-- Data for processing follows --
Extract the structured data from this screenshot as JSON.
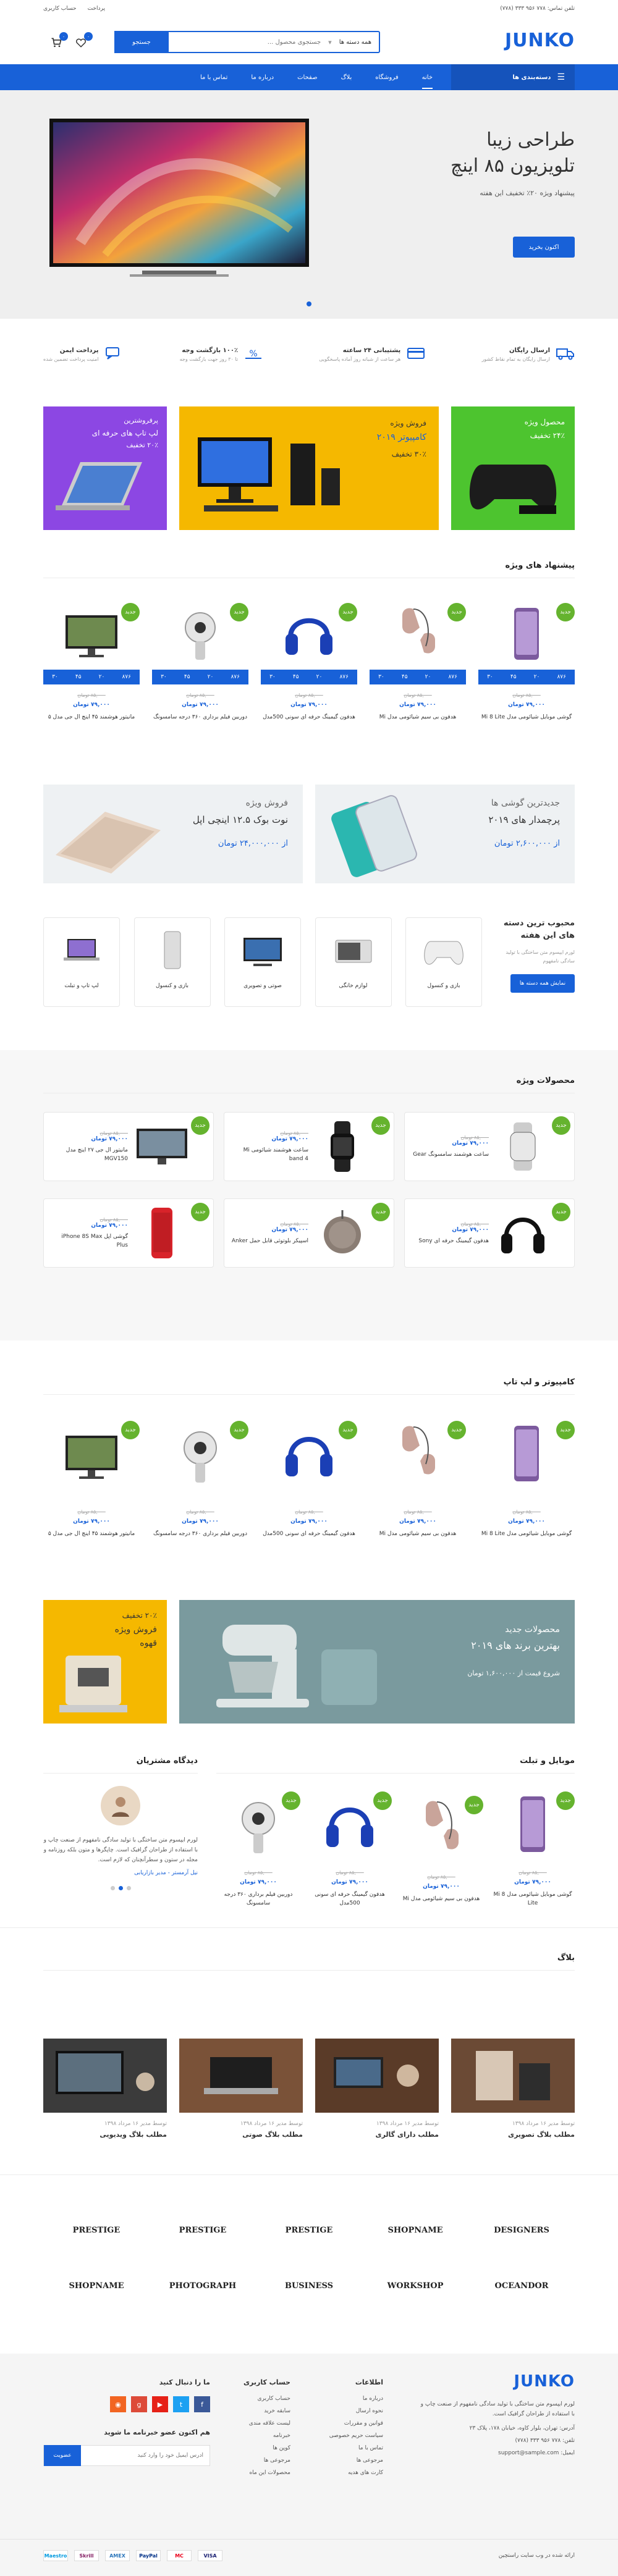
{
  "topbar": {
    "phone": "تلفن تماس: ۷۷۸ ۹۵۶ ۳۳۳ (۷۷۸)",
    "account": "حساب کاربری",
    "checkout": "پرداخت"
  },
  "header": {
    "logo": "JUNKO",
    "search_placeholder": "جستجوی محصول ...",
    "category": "همه دسته ها",
    "search_btn": "جستجو",
    "cart_count": "۰",
    "wish_count": "۰"
  },
  "nav": {
    "categories": "دسته‌بندی ها",
    "items": [
      "خانه",
      "فروشگاه",
      "بلاگ",
      "صفحات",
      "درباره ما",
      "تماس با ما"
    ]
  },
  "hero": {
    "title1": "طراحی زیبا",
    "title2": "تلویزیون ۸۵ اینچ",
    "sub": "پیشنهاد ویژه ۲۰٪ تخفیف این هفته",
    "cta": "اکنون بخرید"
  },
  "features": [
    {
      "t": "ارسال رایگان",
      "d": "ارسال رایگان به تمام نقاط کشور"
    },
    {
      "t": "پشتیبانی ۲۴ ساعته",
      "d": "هر ساعت از شبانه روز آماده پاسخگویی"
    },
    {
      "t": "۱۰۰٪ بازگشت وجه",
      "d": "تا ۳۰ روز جهت بازگشت وجه"
    },
    {
      "t": "پرداخت ایمن",
      "d": "امنیت پرداخت تضمین شده"
    }
  ],
  "promos": [
    {
      "t": "محصول ویژه",
      "s": "۲۴٪ تخفیف"
    },
    {
      "t": "فروش ویژه",
      "s": "کامپیوتر ۲۰۱۹",
      "x": "۳۰٪ تخفیف"
    },
    {
      "t": "پرفروشترین",
      "s": "لپ تاپ های حرفه ای",
      "x": "۲۰٪ تخفیف"
    }
  ],
  "special": {
    "title": "پیشنهاد های ویژه",
    "badge": "جدید",
    "timer": [
      "۸۷۶",
      "۲۰",
      "۴۵",
      "۳۰"
    ],
    "products": [
      {
        "name": "گوشی موبایل شیائومی مدل Mi 8 Lite",
        "old": "۸۵,۰۰۰ تومان",
        "new": "۷۹,۰۰۰ تومان"
      },
      {
        "name": "هدفون بی سیم شیائومی مدل Mi",
        "old": "۸۵,۰۰۰ تومان",
        "new": "۷۹,۰۰۰ تومان"
      },
      {
        "name": "هدفون گیمینگ حرفه ای سونی 500مدل",
        "old": "۸۵,۰۰۰ تومان",
        "new": "۷۹,۰۰۰ تومان"
      },
      {
        "name": "دوربین فیلم برداری ۳۶۰ درجه سامسونگ",
        "old": "۸۵,۰۰۰ تومان",
        "new": "۷۹,۰۰۰ تومان"
      },
      {
        "name": "مانیتور هوشمند ۴۵ اینچ ال جی مدل ۵",
        "old": "۸۵,۰۰۰ تومان",
        "new": "۷۹,۰۰۰ تومان"
      }
    ]
  },
  "banners": [
    {
      "t": "جدیدترین گوشی ها",
      "s": "پرچمدار های ۲۰۱۹",
      "p": "از ۲,۶۰۰,۰۰۰ تومان"
    },
    {
      "t": "فروش ویژه",
      "s": "نوت بوک ۱۲.۵ اینچی اپل",
      "p": "از ۲۴,۰۰۰,۰۰۰ تومان"
    }
  ],
  "popular": {
    "title": "محبوب ترین دسته های این هفته",
    "desc": "لورم ایپسوم متن ساختگی با تولید سادگی نامفهوم",
    "btn": "نمایش همه دسته ها",
    "cats": [
      "بازی و کنسول",
      "لوازم خانگی",
      "صوتی و تصویری",
      "بازی و کنسول",
      "لپ تاپ و تبلت"
    ]
  },
  "featured": {
    "title": "محصولات ویژه",
    "badge": "جدید",
    "items": [
      {
        "name": "ساعت هوشمند سامسونگ Gear",
        "old": "۸۵,۰۰۰ تومان",
        "new": "۷۹,۰۰۰ تومان"
      },
      {
        "name": "ساعت هوشمند شیائومی Mi band 4",
        "old": "۸۵,۰۰۰ تومان",
        "new": "۷۹,۰۰۰ تومان"
      },
      {
        "name": "مانیتور ال جی ۲۷ اینچ مدل MGV150",
        "old": "۸۵,۰۰۰ تومان",
        "new": "۷۹,۰۰۰ تومان"
      },
      {
        "name": "هدفون گیمینگ حرفه ای Sony",
        "old": "۸۵,۰۰۰ تومان",
        "new": "۷۹,۰۰۰ تومان"
      },
      {
        "name": "اسپیکر بلوتوثی قابل حمل Anker",
        "old": "۸۵,۰۰۰ تومان",
        "new": "۷۹,۰۰۰ تومان"
      },
      {
        "name": "گوشی اپل iPhone 8S Max Plus",
        "old": "۸۵,۰۰۰ تومان",
        "new": "۷۹,۰۰۰ تومان"
      }
    ]
  },
  "laptops": {
    "title": "کامپیوتر و لپ تاپ",
    "badge": "جدید",
    "products": [
      {
        "name": "گوشی موبایل شیائومی مدل Mi 8 Lite",
        "old": "۸۵,۰۰۰ تومان",
        "new": "۷۹,۰۰۰ تومان"
      },
      {
        "name": "هدفون بی سیم شیائومی مدل Mi",
        "old": "۸۵,۰۰۰ تومان",
        "new": "۷۹,۰۰۰ تومان"
      },
      {
        "name": "هدفون گیمینگ حرفه ای سونی 500مدل",
        "old": "۸۵,۰۰۰ تومان",
        "new": "۷۹,۰۰۰ تومان"
      },
      {
        "name": "دوربین فیلم برداری ۳۶۰ درجه سامسونگ",
        "old": "۸۵,۰۰۰ تومان",
        "new": "۷۹,۰۰۰ تومان"
      },
      {
        "name": "مانیتور هوشمند ۴۵ اینچ ال جی مدل ۵",
        "old": "۸۵,۰۰۰ تومان",
        "new": "۷۹,۰۰۰ تومان"
      }
    ]
  },
  "bigbanners": [
    {
      "t": "محصولات جدید",
      "s": "بهترین برند های ۲۰۱۹",
      "p": "شروع قیمت از ۱,۶۰۰,۰۰۰ تومان"
    },
    {
      "t": "۲۰٪ تخفیف",
      "s": "فروش ویژه",
      "x": "قهوه"
    }
  ],
  "mobile": {
    "title": "موبایل و تبلت",
    "badge": "جدید",
    "products": [
      {
        "name": "گوشی موبایل شیائومی مدل Mi 8 Lite",
        "old": "۸۵,۰۰۰ تومان",
        "new": "۷۹,۰۰۰ تومان"
      },
      {
        "name": "هدفون بی سیم شیائومی مدل Mi",
        "old": "۸۵,۰۰۰ تومان",
        "new": "۷۹,۰۰۰ تومان"
      },
      {
        "name": "هدفون گیمینگ حرفه ای سونی 500مدل",
        "old": "۸۵,۰۰۰ تومان",
        "new": "۷۹,۰۰۰ تومان"
      },
      {
        "name": "دوربین فیلم برداری ۳۶۰ درجه سامسونگ",
        "old": "۸۵,۰۰۰ تومان",
        "new": "۷۹,۰۰۰ تومان"
      }
    ]
  },
  "testimonial": {
    "title": "دیدگاه مشتریان",
    "text": "لورم ایپسوم متن ساختگی با تولید سادگی نامفهوم از صنعت چاپ و با استفاده از طراحان گرافیک است. چاپگرها و متون بلکه روزنامه و مجله در ستون و سطرآنچنان که لازم است.",
    "author": "نیل آرمستر - مدیر بازاریابی"
  },
  "blog": {
    "title": "بلاگ",
    "posts": [
      {
        "title": "مطلب بلاگ تصویری",
        "meta": "توسط مدیر ۱۶ مرداد ۱۳۹۸"
      },
      {
        "title": "مطلب دارای گالری",
        "meta": "توسط مدیر ۱۶ مرداد ۱۳۹۸"
      },
      {
        "title": "مطلب بلاگ صوتی",
        "meta": "توسط مدیر ۱۶ مرداد ۱۳۹۸"
      },
      {
        "title": "مطلب بلاگ ویدیویی",
        "meta": "توسط مدیر ۱۶ مرداد ۱۳۹۸"
      }
    ]
  },
  "brands": [
    "DESIGNERS",
    "SHOPNAME",
    "PRESTIGE",
    "PRESTIGE",
    "PRESTIGE",
    "OCEANDOR",
    "WORKSHOP",
    "BUSINESS",
    "PHOTOGRAPH",
    "SHOPNAME"
  ],
  "footer": {
    "logo": "JUNKO",
    "about": "لورم ایپسوم متن ساختگی با تولید سادگی نامفهوم از صنعت چاپ و با استفاده از طراحان گرافیک است.",
    "address": "آدرس: تهران، بلوار کاوه، خیابان ۱۷۸، پلاک ۲۳",
    "phone": "تلفن: ۷۷۸ ۹۵۶ ۳۳۳ (۷۷۸)",
    "email": "ایمیل: support@sample.com",
    "col1": {
      "title": "اطلاعات",
      "items": [
        "درباره ما",
        "نحوه ارسال",
        "قوانین و مقررات",
        "سیاست حریم خصوصی",
        "تماس با ما",
        "مرجوعی ها",
        "کارت های هدیه"
      ]
    },
    "col2": {
      "title": "حساب کاربری",
      "items": [
        "حساب کاربری",
        "سابقه خرید",
        "لیست علاقه مندی",
        "خبرنامه",
        "کوپن ها",
        "مرجوعی ها",
        "محصولات این ماه"
      ]
    },
    "follow": "ما را دنبال کنید",
    "newsletter": "هم اکنون عضو خبرنامه ما شوید",
    "news_placeholder": "آدرس ایمیل خود را وارد کنید",
    "news_btn": "عضویت",
    "copyright": "ارائه شده در وب سایت راستچین",
    "payments": [
      "VISA",
      "MC",
      "PayPal",
      "AMEX",
      "Skrill",
      "Maestro"
    ]
  }
}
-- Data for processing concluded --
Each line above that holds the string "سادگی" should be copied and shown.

    "desc": "لورم ایپسوم متن ساختگی با تولید سادگی نامفهوم",
    "text": "لورم ایپسوم متن ساختگی با تولید سادگی نامفهوم از صنعت چاپ و با استفاده از طراحان گرافیک است. چاپگرها و متون بلکه روزنامه و مجله در ستون و سطرآنچنان که لازم است.",
    "about": "لورم ایپسوم متن ساختگی با تولید سادگی نامفهوم از صنعت چاپ و با استفاده از طراحان گرافیک است.",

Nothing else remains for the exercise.